(Source data)

┌──

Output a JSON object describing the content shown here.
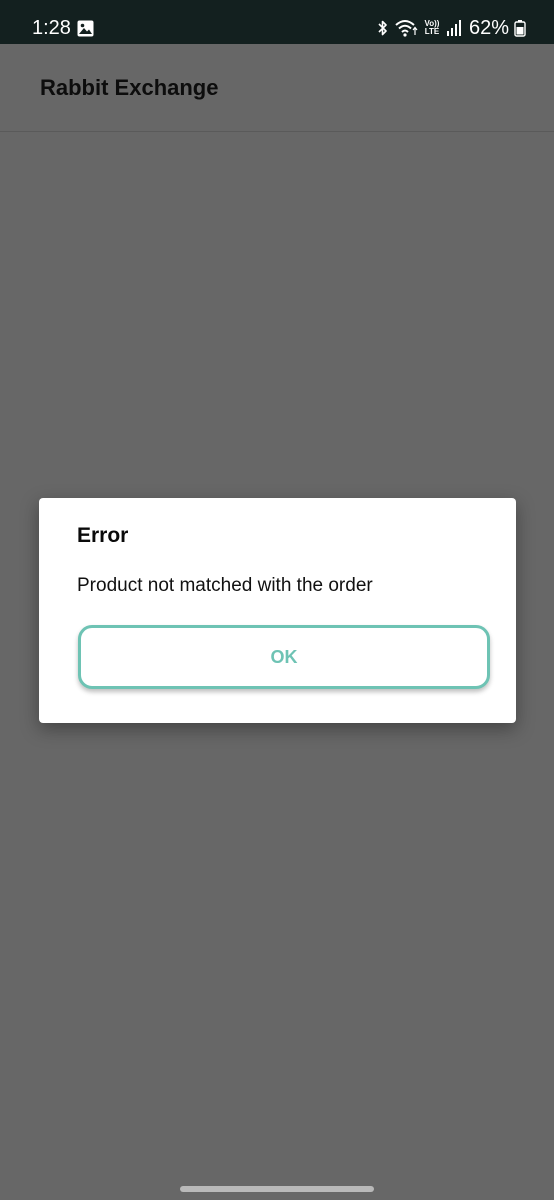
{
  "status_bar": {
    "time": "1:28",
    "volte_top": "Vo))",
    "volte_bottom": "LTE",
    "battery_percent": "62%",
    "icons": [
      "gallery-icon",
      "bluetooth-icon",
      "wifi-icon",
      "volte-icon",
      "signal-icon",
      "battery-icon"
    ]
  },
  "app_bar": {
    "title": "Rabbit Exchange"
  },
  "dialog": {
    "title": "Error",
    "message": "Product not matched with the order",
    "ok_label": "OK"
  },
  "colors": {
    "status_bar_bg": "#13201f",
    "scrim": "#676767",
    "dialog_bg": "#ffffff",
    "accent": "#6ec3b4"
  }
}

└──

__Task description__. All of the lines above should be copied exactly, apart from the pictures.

__Written reply__.
Output a JSON object describing the content shown here.
{
  "status_bar": {
    "time": "1:28",
    "volte_top": "Vo))",
    "volte_bottom": "LTE",
    "battery_percent": "62%",
    "icons": [
      "gallery-icon",
      "bluetooth-icon",
      "wifi-icon",
      "volte-icon",
      "signal-icon",
      "battery-icon"
    ]
  },
  "app_bar": {
    "title": "Rabbit Exchange"
  },
  "dialog": {
    "title": "Error",
    "message": "Product not matched with the order",
    "ok_label": "OK"
  },
  "colors": {
    "status_bar_bg": "#13201f",
    "scrim": "#676767",
    "dialog_bg": "#ffffff",
    "accent": "#6ec3b4"
  }
}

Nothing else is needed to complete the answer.